PALM BEACH GARDENS, Fla. — Fees and qualified default investment options were among the hottest topics at Pensions & Investments' 16th annual East Coast conference here.
James Delaplane, a partner in the law firm of Davis & Harman LLP, Washington, and the keynote speaker who opened the conference, said the fee disclosure bill introduced by Rep. George Miller, D-Calif., will retain the index fund requirement that had met resistance from some members of Congress as well as financial service companies and plan sponsors.
“George Miller will be bringing his fee disclosure bill to the floor in April. The most significant part is that (Mr.) Miller is retaining the requirement that a plan have an index fund in its lineup. The House will vote this summer and it will pass,” predicted Mr. Delaplane, who added that it will pass in the Senate as well.
Turning his attention to the 2008 presidential election, Mr. Delaplane asked attendees to disregard his previous predictions. “I won't revisit my predictions from last time. October was a long time ago,” Mr. Delaplane said over laughter, referring to his picks of Sen. Hillary Clinton, D-N.Y., and former Massachusetts Gov. Mitt Romney as the candidates for president. He now predicts Sen. Barack Obama, D-Ill., will win the White House.

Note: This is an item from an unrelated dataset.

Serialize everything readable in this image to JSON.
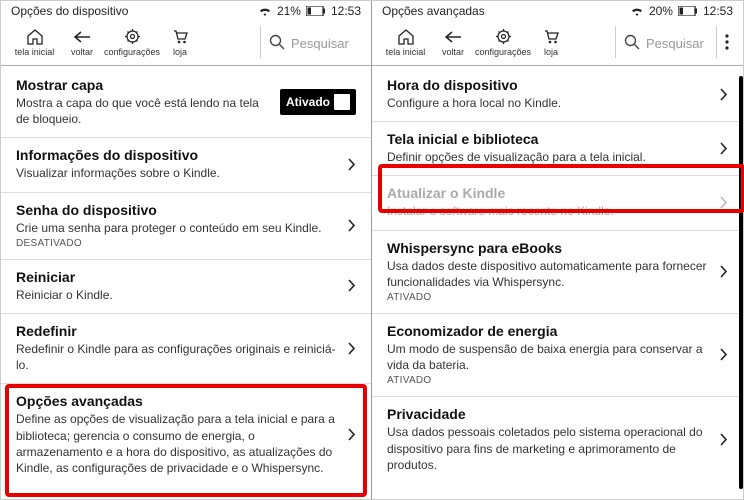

As for Congress, he predicted the Democrats will hold control in the House and Senate after the November election. “The GOP holds 22 of the 34 Senate seats up in 2008,” he said.
Panelists also turned their attention to the issue of qualified default investment alternatives. The Pension Protection Act of 2006 encouraged companies to automatically enroll participants into one of three qualified default investment alternatives, or QDIAs: balanced funds, target-date funds or managed accounts. The Department of Labor finalized the proposed regulations late last year.